You could say that in a way an unowned piece of land doesn’t exist in a praxeological sense until someone regards it as a good and homesteads it. But that’s hyper-subjective, and so you could say as soon as you homestead it you create it because it wasn’t really good before. You just caused it to come into existence as part of the universe of goods by regarding it as a good.
This is the subjectivism of Austrianism, which is good, but you take it too far you and you become hyper-subjectivist, and I think it’s just complete nonsense to say that you create a piece of land by homesteading it. No. I think what you do is you appropriate it. You appropriate it.
But I think you appropriate it by embordering it or fencing it, yes. That is my view. That is Hoppe’s view, and if you read in his chapters one and two of A Theory of Socialism and Capitalism, he goes into this a lot.
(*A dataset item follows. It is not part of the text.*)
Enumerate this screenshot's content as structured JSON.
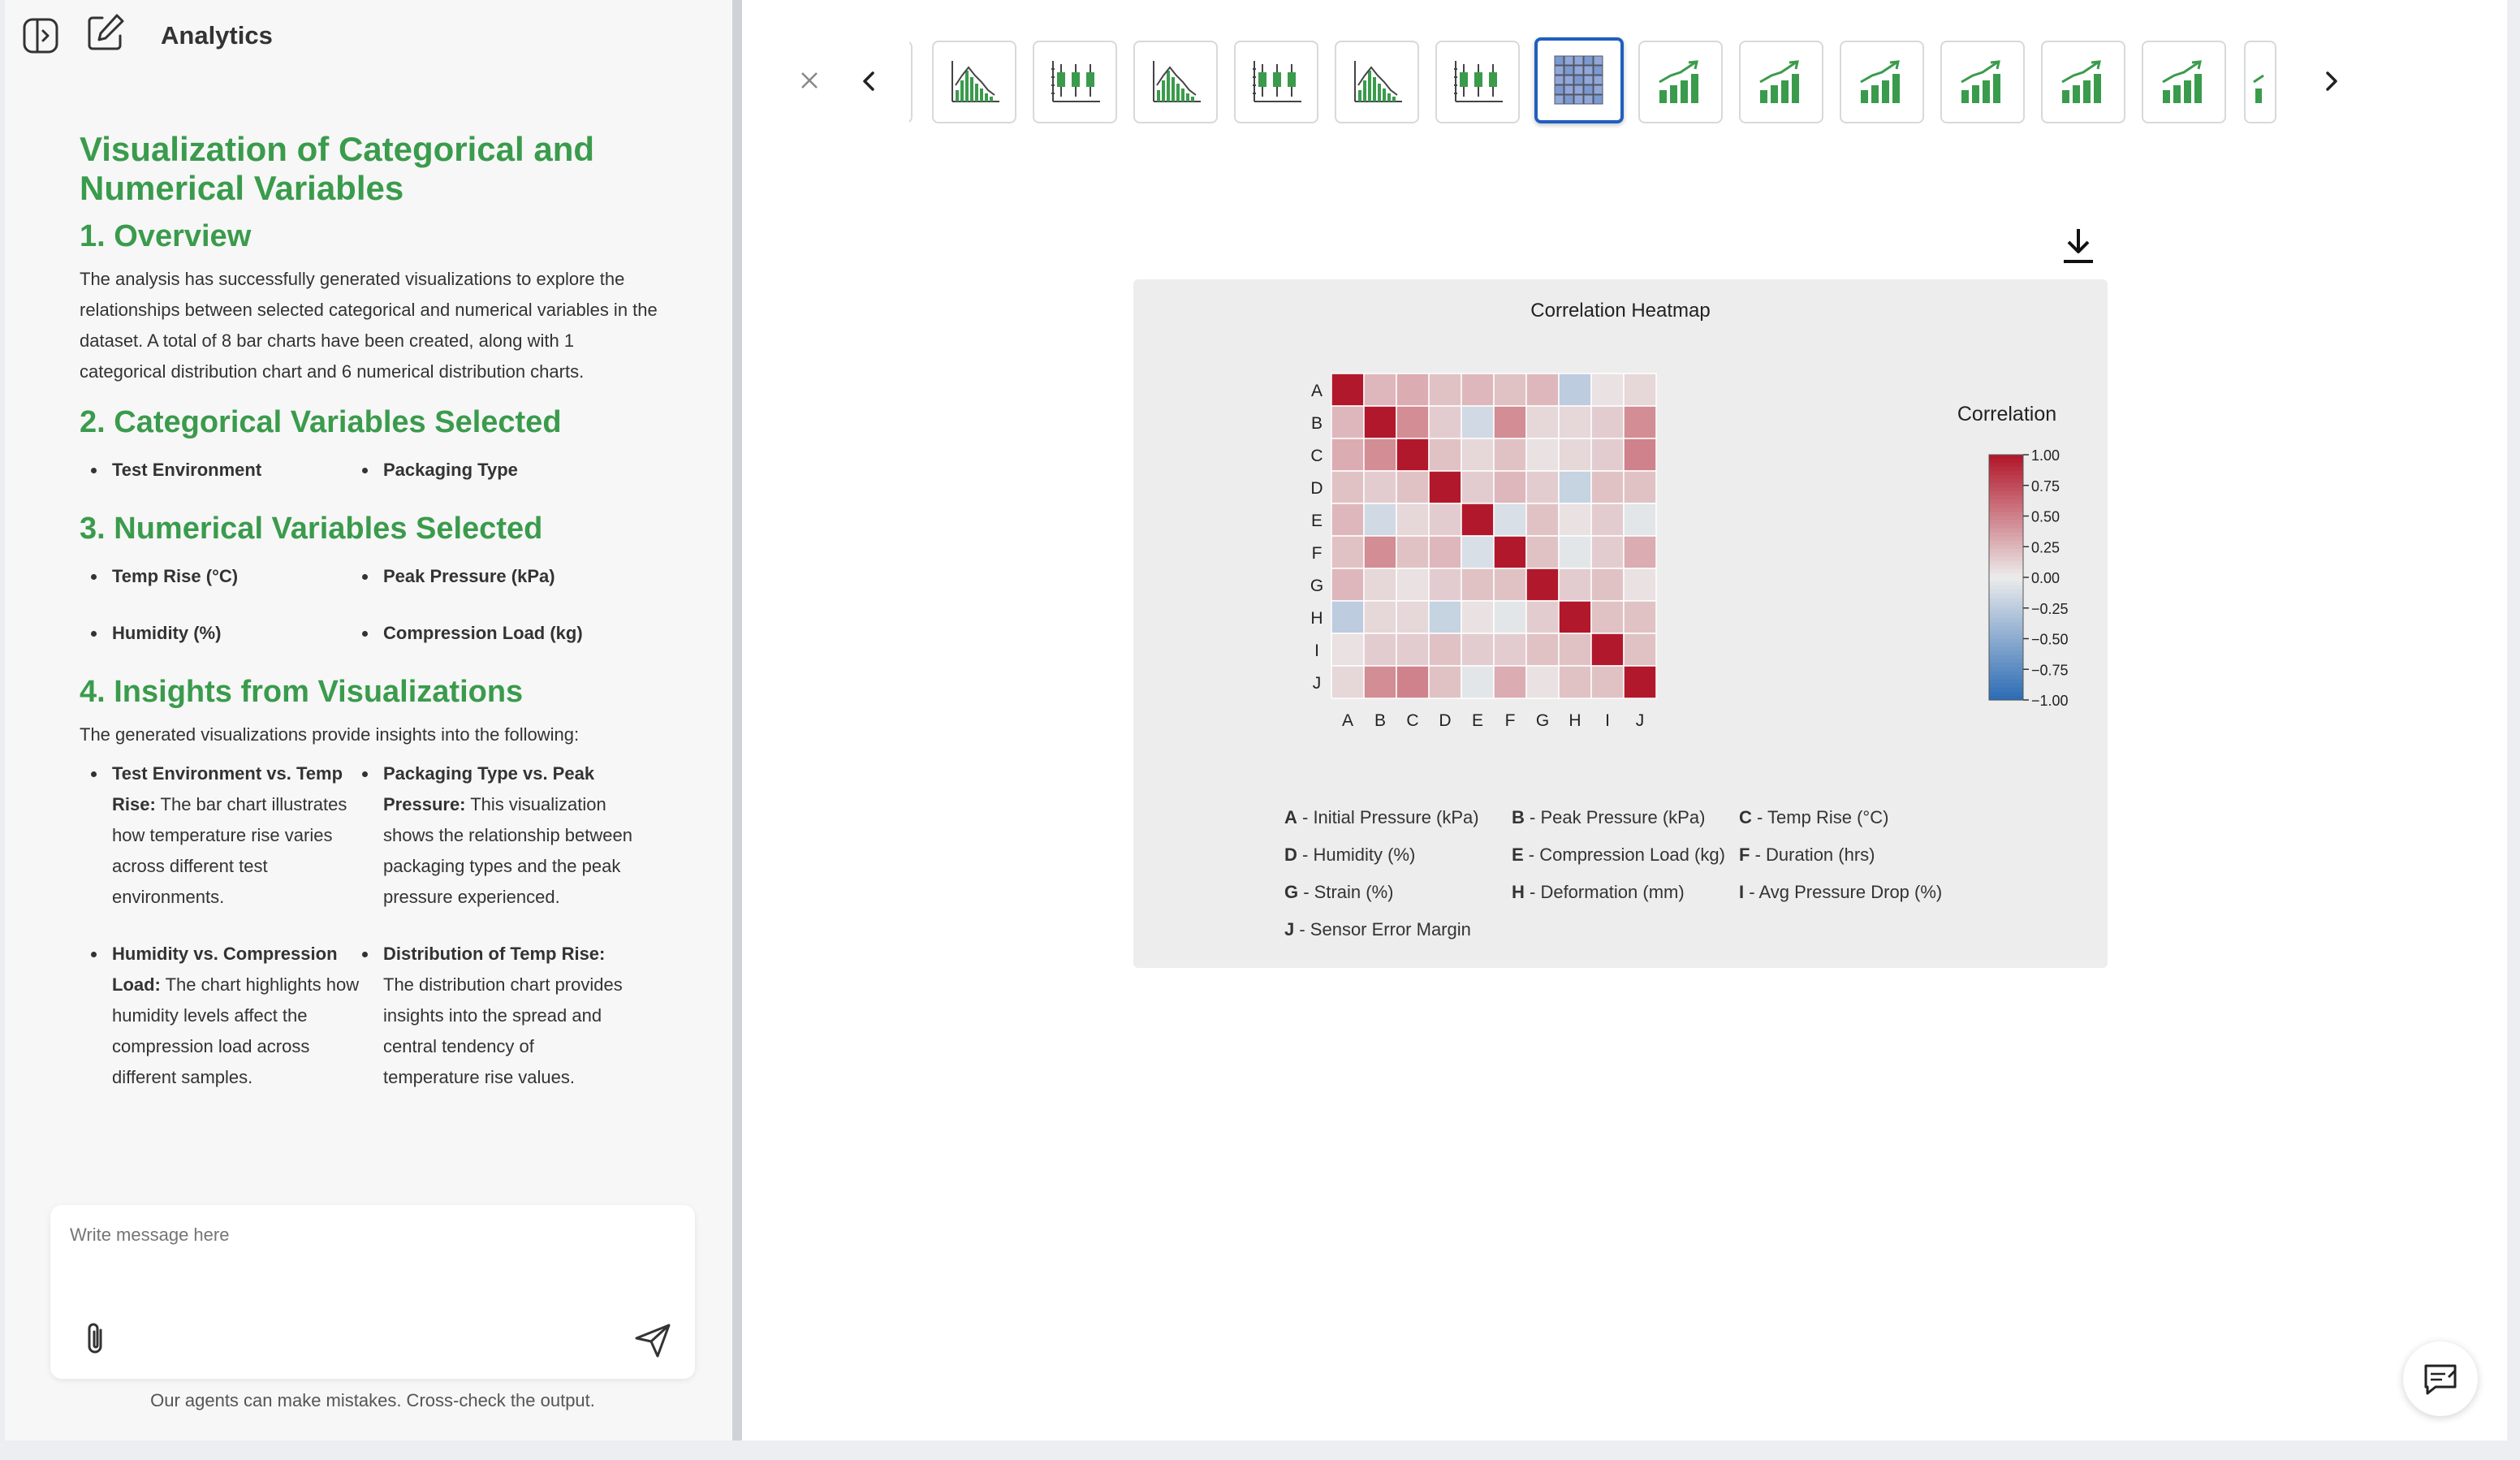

It’s really good. Anything else? Well, I agree. That’s why I say embordering, embordering in general. For land, it would be fencing. For other things, it would be a different type of embordering.
Matt, that might be some pragmatism. I mean pragmatism is not always bad. I mean there’s a practical aspect to all this. We all want to get along. We all want to find rules that we can use to have prosperity and cooperation and peace.
Okay, let me answer this question, and then I will bail out too. But for the value question, the point is that you cannot own value to things. You only own the physical integrity of property that you own. The value – I mean you don’t need to own the value of how you regard it. You can regard it however you want. But the value of how it’s regarded by outsiders, that’s how they regard it. You don’t have the property right to how they regard it or value it. So there cannot be any property right in the value of things because that would be like the property right in other people’s brains, how they think about or regard your stuff.
Anyway, let’s call it an end. I’ve enjoyed it tonight, and feel free to – oh, oh, I have to make one announcement. I’ll send it on the list. I am going to Ohio for a Federalist Society debate on Wednesday, so I cannot do the regular Q&A at the same time. I’ll be on a plane. So I’m either going to do it earlier in the day on Wednesday or perhaps I will do it on Friday. I’ll post on the list and ask everyone what they prefer. So goodnight, everyone, and I will talk to you all the next Q&A sometime this week. Bye-bye.